One of the trickiest things about working from home is actually also one of the trickiest things about working in an office. Efficiency is a challenge no matter if you’re in a cubicle farm with a dozen co-workers crammed into the stalls around you or you’re logging in from a home office with a cat in your lap and a kid in the kitchen.
When working remotely, though, you might as well consider yourself as something like a tightrope walker. You are truly up in the rare air of the big top without a net below. In an office, you don’t always have to be working at maximum efficiency when it comes to communications, addressing work projects, and so forth. Sure, it helps. But when you’re on site, there are loads of easy options for face-to-face meetings, wandering into the next office for a pep talk, or simply grabbing lunch with your coworkers and coming to grips with a big assignment. Osmosis is a real thing in the office world.
At home, forget it. A lot of the supports of the in-office environment just aren’t available when you are on your own at home. So this means that you need to take advantage of the tech tools on offer for remote workers today.

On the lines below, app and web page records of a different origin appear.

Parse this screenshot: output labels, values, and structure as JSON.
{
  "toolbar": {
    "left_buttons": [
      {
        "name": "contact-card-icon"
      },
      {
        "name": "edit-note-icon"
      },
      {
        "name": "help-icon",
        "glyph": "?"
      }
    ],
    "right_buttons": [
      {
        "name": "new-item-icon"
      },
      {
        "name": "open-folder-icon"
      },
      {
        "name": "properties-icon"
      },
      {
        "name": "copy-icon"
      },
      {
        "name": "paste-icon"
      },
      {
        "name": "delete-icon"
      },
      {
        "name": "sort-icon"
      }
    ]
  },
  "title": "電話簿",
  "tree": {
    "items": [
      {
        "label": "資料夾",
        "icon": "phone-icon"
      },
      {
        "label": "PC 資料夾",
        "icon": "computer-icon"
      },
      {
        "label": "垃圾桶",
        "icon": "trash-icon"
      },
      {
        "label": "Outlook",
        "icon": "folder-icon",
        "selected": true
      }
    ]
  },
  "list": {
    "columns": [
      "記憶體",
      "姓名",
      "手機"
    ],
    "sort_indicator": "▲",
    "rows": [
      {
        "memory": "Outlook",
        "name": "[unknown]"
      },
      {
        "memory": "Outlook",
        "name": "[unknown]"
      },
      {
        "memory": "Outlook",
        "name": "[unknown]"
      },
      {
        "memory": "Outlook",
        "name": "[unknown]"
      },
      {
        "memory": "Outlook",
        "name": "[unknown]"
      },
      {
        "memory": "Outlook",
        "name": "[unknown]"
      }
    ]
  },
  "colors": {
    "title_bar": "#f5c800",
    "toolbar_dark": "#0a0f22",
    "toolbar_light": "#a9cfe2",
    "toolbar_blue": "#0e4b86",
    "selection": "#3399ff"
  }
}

First up is a good way to facilitate communication. Forget about email and texting. While both may be great for quick queries, they don’t let you really talk, or focus your conversations around a specific task or set of tasks. For this you need something a little more robust, like Slack, Microsoft Teams, Hangouts Chat, Discord, or one of the many other popular team messaging programs out there.
One potential caveat? Letting things get complicated with too many channels or groups. Assess what you’re doing every so often with your team, otherwise these programs can create conversations as convoluted and as impossible to follow as email threads.
Project management software is also vital. What you and your team here will employ will generally be the choice of your employer. Just make sure that you use whatever is provided here. While you of course still have to check in with your manager when working remotely, you need to rely on a digital assistant as well to keep you on track.
Remember, you can’t just wander into the next office to ask a question. So let your project management program guide you. Some of the best bets currently include Asana, Basecamp, Allthings, and nTask, all with varying features and costs.
Lastly, you need an online filing cabinet that everyone uses to track and share files. Chances are awfully good that you were using something like Google Drive, Dropbox, Box, or another cloud system even before you started working from home. But now that you’re not physically present in the office much or even at all, everyone on your team needs to rely on one resource. That way, everyone can be independent and efficient. Once more, remember that you can’t easily talk to your office neighbour if you’re looking for a particular document or image file.
In some ways, relying on tech tools as a remote worker is a little like being able to delegate authority. Be sure to embrace the desktop options that you need to be successful, as even though you may now be working from a home office hundreds or even thousands of miles from the HQ, you can’t afford to act like you’re completely on your own.